* _Task instructions_:
Scan the records for the string "FabFilter", then copy each line that has it.

* _Supplied data_:

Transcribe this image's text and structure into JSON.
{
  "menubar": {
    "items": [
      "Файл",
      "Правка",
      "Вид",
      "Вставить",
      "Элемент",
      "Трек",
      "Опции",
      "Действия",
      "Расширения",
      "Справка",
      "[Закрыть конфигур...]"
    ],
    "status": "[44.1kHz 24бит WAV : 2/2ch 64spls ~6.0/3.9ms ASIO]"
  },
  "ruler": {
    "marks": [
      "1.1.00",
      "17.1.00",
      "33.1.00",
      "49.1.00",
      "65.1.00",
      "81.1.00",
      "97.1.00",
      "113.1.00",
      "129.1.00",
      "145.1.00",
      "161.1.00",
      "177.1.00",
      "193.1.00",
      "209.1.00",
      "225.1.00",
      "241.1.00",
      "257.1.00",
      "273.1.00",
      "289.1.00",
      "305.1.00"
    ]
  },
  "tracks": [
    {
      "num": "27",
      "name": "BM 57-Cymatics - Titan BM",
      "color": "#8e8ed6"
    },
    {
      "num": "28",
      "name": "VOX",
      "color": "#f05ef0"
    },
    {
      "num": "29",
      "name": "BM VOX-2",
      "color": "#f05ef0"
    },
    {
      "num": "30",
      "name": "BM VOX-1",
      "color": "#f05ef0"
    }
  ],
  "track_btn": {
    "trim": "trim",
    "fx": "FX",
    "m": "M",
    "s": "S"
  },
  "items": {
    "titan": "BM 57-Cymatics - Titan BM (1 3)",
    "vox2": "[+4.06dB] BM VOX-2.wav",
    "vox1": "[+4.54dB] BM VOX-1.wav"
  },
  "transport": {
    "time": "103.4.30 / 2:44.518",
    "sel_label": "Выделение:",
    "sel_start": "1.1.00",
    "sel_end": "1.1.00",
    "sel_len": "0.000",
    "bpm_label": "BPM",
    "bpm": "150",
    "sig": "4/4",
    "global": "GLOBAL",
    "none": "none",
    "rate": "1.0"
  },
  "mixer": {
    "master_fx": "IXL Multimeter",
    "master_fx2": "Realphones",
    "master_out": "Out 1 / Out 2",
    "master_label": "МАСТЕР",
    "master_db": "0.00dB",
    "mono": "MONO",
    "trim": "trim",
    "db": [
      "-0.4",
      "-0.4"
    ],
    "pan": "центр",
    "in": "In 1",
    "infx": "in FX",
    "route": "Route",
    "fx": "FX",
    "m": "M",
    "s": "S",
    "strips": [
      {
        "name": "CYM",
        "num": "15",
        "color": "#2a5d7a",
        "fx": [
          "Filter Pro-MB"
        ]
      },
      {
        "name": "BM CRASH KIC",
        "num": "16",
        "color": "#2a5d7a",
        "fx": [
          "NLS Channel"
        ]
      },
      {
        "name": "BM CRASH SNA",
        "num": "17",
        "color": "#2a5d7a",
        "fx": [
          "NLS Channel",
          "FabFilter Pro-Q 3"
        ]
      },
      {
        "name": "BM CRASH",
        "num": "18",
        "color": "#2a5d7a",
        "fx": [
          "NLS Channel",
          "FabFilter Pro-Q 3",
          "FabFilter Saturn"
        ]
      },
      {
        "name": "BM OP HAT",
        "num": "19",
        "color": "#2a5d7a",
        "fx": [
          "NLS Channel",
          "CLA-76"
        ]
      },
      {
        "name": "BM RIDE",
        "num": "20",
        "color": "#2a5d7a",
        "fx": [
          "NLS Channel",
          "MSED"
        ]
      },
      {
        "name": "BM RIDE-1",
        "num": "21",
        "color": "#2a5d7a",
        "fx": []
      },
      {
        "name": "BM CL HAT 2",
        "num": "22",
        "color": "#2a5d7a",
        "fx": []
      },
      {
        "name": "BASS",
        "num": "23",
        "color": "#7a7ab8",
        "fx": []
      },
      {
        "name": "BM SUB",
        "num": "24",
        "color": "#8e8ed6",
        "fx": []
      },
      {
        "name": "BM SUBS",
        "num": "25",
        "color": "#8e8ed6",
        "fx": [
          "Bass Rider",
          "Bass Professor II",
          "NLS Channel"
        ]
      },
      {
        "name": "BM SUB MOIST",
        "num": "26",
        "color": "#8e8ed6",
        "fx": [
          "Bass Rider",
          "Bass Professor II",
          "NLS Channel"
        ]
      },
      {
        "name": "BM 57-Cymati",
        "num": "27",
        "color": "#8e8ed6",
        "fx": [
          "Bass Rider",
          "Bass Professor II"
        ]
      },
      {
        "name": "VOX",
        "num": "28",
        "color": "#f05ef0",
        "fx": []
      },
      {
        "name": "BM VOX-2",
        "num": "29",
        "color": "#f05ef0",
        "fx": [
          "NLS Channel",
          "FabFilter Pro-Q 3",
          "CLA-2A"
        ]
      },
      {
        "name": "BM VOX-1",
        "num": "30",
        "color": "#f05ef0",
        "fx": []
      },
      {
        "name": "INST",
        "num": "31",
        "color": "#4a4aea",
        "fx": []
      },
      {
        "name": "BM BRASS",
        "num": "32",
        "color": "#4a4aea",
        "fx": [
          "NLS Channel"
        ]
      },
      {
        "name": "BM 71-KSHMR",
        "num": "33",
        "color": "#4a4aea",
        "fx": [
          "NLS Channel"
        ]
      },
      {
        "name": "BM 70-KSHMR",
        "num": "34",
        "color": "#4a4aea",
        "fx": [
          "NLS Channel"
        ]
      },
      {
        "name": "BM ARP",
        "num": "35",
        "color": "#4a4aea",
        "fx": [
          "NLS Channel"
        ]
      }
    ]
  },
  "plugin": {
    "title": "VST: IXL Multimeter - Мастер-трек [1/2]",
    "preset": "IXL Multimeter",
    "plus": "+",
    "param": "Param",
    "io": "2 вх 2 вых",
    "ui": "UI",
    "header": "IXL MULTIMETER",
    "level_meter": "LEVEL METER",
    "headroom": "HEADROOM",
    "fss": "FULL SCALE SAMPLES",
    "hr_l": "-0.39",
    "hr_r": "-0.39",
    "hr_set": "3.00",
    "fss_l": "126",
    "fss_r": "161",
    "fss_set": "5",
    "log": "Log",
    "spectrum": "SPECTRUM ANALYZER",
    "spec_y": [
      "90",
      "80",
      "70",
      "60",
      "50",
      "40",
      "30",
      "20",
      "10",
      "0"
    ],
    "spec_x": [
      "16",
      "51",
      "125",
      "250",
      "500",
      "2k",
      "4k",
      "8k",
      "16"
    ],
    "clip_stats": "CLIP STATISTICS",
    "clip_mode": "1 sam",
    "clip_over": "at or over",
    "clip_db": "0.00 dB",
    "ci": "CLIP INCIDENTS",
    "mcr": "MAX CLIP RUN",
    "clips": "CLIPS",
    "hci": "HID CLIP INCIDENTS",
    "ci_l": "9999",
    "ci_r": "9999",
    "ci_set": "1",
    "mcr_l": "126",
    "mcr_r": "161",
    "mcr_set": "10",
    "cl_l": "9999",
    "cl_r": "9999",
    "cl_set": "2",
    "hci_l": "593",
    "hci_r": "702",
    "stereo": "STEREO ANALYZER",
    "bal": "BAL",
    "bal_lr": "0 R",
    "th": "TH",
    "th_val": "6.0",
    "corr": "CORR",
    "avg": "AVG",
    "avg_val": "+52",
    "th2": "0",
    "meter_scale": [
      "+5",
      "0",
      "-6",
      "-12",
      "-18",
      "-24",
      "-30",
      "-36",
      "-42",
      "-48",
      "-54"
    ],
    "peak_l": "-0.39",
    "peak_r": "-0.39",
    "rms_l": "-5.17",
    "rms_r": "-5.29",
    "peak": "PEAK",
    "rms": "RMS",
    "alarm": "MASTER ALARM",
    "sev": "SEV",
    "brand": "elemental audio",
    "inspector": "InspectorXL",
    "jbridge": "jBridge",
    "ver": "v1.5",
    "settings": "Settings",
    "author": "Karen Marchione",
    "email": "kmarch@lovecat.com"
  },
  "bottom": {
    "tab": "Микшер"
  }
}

* _Solution to the exercise_:
          "FabFilter Pro-Q 3"
          "FabFilter Pro-Q 3",
          "FabFilter Saturn"
          "FabFilter Pro-Q 3",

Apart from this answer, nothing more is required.